Every entry must be given again exactly. Include no pictures.

....

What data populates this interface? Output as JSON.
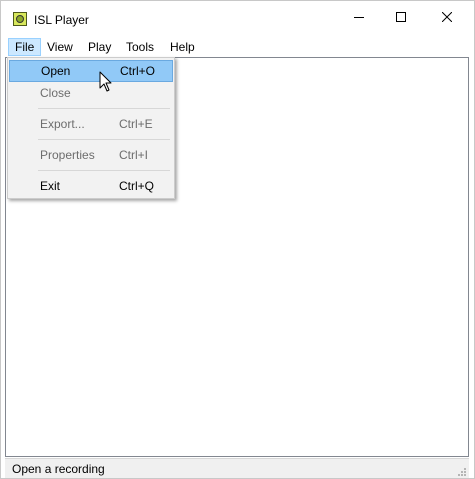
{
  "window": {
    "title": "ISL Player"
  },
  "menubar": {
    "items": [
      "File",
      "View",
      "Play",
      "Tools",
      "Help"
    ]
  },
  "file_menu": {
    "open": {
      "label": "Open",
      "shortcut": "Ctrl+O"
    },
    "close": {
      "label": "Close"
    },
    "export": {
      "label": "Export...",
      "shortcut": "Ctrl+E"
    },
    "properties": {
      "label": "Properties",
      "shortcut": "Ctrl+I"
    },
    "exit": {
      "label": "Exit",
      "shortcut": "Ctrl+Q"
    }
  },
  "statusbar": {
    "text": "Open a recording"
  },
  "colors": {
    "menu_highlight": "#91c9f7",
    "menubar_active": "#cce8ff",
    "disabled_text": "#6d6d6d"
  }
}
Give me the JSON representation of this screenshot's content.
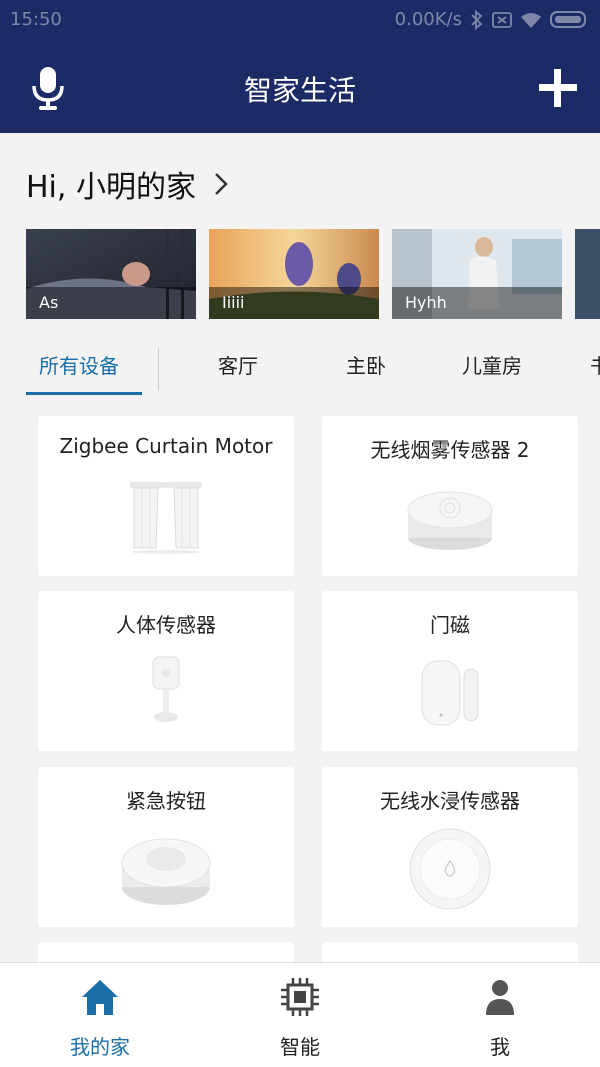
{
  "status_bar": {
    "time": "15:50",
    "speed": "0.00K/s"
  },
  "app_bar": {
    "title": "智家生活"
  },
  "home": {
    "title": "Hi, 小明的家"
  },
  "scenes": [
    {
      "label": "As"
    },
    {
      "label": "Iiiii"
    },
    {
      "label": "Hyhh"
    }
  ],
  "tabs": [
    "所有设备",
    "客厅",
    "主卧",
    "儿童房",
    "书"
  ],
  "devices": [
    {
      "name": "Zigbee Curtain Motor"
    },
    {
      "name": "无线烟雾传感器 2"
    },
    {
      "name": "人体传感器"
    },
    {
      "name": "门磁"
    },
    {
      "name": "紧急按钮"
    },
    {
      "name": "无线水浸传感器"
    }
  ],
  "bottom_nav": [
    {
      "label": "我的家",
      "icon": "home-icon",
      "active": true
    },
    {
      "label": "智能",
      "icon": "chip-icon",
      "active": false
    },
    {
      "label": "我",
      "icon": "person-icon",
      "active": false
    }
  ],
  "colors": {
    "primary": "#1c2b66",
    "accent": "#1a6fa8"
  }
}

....

Result of this exercise:
What data populates this interface? Output as JSON.
{
  "window": {
    "title": "ISL Player"
  },
  "menubar": {
    "items": [
      "File",
      "View",
      "Play",
      "Tools",
      "Help"
    ]
  },
  "file_menu": {
    "open": {
      "label": "Open",
      "shortcut": "Ctrl+O"
    },
    "close": {
      "label": "Close"
    },
    "export": {
      "label": "Export...",
      "shortcut": "Ctrl+E"
    },
    "properties": {
      "label": "Properties",
      "shortcut": "Ctrl+I"
    },
    "exit": {
      "label": "Exit",
      "shortcut": "Ctrl+Q"
    }
  },
  "statusbar": {
    "text": "Open a recording"
  },
  "colors": {
    "menu_highlight": "#91c9f7",
    "menubar_active": "#cce8ff",
    "disabled_text": "#6d6d6d"
  }
}
Give me the JSON representation of this screenshot's content.
{
  "status_bar": {
    "time": "15:50",
    "speed": "0.00K/s"
  },
  "app_bar": {
    "title": "智家生活"
  },
  "home": {
    "title": "Hi, 小明的家"
  },
  "scenes": [
    {
      "label": "As"
    },
    {
      "label": "Iiiii"
    },
    {
      "label": "Hyhh"
    }
  ],
  "tabs": [
    "所有设备",
    "客厅",
    "主卧",
    "儿童房",
    "书"
  ],
  "devices": [
    {
      "name": "Zigbee Curtain Motor"
    },
    {
      "name": "无线烟雾传感器 2"
    },
    {
      "name": "人体传感器"
    },
    {
      "name": "门磁"
    },
    {
      "name": "紧急按钮"
    },
    {
      "name": "无线水浸传感器"
    }
  ],
  "bottom_nav": [
    {
      "label": "我的家",
      "icon": "home-icon",
      "active": true
    },
    {
      "label": "智能",
      "icon": "chip-icon",
      "active": false
    },
    {
      "label": "我",
      "icon": "person-icon",
      "active": false
    }
  ],
  "colors": {
    "primary": "#1c2b66",
    "accent": "#1a6fa8"
  }
}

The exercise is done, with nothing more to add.